**WHAT IS NEEDED**
Provide only the number of lines in the data below that contain the string "label".

==============================

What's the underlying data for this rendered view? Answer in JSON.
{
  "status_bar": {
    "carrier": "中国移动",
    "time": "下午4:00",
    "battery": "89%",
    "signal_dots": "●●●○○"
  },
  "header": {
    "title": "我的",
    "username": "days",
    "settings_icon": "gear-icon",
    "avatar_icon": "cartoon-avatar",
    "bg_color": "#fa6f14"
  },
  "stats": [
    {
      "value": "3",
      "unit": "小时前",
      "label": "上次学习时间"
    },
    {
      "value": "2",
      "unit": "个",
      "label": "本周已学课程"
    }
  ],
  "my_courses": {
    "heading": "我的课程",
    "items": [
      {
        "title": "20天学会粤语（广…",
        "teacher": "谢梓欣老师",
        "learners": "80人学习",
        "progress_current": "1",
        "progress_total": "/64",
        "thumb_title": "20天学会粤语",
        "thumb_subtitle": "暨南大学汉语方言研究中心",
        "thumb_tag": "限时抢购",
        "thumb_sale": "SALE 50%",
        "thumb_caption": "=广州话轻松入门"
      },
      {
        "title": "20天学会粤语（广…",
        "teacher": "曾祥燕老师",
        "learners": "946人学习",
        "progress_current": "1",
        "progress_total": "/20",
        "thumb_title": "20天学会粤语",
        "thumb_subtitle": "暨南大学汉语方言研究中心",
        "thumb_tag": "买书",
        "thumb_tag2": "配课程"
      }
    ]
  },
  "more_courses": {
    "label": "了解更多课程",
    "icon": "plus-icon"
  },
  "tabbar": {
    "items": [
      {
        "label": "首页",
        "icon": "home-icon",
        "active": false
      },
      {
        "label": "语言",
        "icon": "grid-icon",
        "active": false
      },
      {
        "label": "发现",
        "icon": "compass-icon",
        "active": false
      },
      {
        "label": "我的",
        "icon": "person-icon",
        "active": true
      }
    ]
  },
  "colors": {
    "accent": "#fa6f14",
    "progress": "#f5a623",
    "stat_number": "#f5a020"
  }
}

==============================

**ANSWER AREA**
7